Hootsell was later notified that the gun had been recovered by, and was being held at, the Ferriday Police Department.
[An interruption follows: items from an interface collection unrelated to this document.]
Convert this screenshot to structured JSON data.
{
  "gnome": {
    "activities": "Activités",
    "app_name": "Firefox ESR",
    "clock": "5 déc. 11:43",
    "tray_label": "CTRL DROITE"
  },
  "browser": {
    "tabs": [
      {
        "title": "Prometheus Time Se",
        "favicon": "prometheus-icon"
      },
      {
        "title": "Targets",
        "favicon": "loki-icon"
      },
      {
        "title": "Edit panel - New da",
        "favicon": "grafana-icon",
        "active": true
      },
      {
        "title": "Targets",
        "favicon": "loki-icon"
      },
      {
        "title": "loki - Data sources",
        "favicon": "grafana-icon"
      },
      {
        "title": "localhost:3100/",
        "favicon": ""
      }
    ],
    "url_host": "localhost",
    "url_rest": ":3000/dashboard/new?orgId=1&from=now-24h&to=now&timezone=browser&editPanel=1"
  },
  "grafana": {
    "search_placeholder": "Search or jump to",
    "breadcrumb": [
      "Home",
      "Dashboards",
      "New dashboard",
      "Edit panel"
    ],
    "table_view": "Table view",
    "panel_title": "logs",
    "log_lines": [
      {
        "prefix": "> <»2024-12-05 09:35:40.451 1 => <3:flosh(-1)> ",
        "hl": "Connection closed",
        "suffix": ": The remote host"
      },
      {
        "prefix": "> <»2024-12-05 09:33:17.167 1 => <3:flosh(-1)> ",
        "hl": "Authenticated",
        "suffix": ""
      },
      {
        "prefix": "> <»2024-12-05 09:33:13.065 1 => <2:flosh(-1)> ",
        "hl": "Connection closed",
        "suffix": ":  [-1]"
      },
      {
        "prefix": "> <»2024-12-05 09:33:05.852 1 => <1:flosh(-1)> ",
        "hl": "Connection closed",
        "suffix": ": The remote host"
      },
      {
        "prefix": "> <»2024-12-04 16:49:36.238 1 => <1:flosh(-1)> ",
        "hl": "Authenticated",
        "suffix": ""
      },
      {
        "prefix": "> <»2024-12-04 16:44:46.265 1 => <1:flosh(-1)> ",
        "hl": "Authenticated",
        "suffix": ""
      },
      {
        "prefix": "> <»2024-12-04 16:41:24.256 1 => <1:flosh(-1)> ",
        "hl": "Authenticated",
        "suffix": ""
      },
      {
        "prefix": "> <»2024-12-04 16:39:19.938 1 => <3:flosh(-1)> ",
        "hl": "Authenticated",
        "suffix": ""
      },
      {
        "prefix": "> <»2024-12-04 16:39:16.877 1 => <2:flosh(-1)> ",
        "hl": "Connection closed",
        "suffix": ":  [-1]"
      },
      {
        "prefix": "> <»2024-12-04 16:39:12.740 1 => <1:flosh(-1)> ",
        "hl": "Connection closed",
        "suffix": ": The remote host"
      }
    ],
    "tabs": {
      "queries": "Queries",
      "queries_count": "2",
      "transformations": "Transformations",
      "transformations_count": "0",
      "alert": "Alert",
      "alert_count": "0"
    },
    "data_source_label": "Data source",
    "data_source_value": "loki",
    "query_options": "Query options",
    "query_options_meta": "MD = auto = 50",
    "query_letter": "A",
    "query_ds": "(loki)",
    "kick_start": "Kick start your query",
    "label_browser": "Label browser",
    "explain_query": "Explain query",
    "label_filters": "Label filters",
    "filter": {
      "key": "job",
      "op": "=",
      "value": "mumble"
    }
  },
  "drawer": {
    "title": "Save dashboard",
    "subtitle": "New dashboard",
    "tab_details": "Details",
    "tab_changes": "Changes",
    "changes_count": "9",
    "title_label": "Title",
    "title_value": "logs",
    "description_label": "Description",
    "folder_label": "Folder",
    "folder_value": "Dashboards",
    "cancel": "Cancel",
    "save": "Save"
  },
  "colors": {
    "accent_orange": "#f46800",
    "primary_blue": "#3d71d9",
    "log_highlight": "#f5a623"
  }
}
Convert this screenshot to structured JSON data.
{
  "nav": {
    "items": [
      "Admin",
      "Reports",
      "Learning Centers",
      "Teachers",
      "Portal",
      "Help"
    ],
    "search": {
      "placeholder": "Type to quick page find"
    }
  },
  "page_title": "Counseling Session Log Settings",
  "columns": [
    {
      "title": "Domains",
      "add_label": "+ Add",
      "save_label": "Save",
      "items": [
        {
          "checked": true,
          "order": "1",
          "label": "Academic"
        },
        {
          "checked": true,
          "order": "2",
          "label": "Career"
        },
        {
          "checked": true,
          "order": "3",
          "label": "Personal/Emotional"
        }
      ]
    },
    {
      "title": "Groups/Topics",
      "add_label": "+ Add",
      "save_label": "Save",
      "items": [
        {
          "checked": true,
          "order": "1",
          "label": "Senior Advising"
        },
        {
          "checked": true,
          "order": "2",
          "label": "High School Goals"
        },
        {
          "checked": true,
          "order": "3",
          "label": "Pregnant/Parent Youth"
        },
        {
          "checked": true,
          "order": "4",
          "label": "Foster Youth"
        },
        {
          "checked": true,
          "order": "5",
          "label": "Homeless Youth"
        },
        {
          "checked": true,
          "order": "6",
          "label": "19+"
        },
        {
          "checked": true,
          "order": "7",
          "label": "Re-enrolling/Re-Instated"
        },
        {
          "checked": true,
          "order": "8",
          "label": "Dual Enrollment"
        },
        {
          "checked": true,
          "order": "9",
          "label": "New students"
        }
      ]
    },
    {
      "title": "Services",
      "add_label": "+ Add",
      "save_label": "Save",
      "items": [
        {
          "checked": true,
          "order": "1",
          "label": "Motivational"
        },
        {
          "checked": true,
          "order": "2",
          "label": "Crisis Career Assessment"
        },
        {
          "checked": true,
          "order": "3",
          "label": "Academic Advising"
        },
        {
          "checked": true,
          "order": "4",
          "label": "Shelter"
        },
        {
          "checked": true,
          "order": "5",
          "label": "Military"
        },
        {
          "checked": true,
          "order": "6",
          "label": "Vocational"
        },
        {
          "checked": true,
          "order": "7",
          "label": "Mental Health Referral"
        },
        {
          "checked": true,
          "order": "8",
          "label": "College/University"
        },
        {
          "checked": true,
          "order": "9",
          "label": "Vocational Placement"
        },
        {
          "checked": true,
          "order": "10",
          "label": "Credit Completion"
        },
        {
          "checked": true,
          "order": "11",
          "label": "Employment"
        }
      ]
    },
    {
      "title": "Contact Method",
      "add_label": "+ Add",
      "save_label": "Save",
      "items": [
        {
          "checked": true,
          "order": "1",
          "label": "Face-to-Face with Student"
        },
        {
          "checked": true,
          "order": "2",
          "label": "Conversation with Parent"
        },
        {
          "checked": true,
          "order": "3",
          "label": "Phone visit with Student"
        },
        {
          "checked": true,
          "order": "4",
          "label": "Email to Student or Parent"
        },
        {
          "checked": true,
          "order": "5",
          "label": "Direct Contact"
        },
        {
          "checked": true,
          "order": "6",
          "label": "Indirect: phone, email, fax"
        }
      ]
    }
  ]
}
Hootsell attempted to pick up the gun several times but was not allowed to do so.
In August 1999, Cowan contacted Assistant Police Chief Margaret Lawrence, who told him the weapon was no longer in the vault, according to the report.
&uot;After a lengthy investigation, the gun was discovered in the (vault) by Ferriday police personnel,&uot; Ortego wrote. &uot;They returned the pistol to (the) Vidalia Police Department and they in turn gave the pistol to me as evidence.
&uot;Due to the many discrepancies surrounding this case, it could not (be) determined if the gun was in the vault at any time after it was originally recovered,&uot; so the case has been closed, he added.
In the other case, Ferriday police investigating a vehicle accident fatality on May 9 took two bottles of prescription drugs, including a Schedule IV drug known as Klonopin, from the car of accident victim Florence Valentine.
&uot;The drugs were left at the (department) for storage in the evidence vault,&uot;&160;Ortego wrote. &uot;Before the drugs could be secured in the evidence vault, they disappeared.&uot;
But although the medication was returned to Valentine’s family without paperwork being filled out to record the transaction, according to the District’s Attorney Office, state police did not find any wrongdoing on the part of the department or its officers.
Sgt. Howard McKee, a public affairs officer with the Louisiana State Police, is not familiar with the investigation but said it is not unusual for such probes to take one year or more to complete.
&uot;Sometimes it’s just the high caseload we have,&uot;&160;McKee said.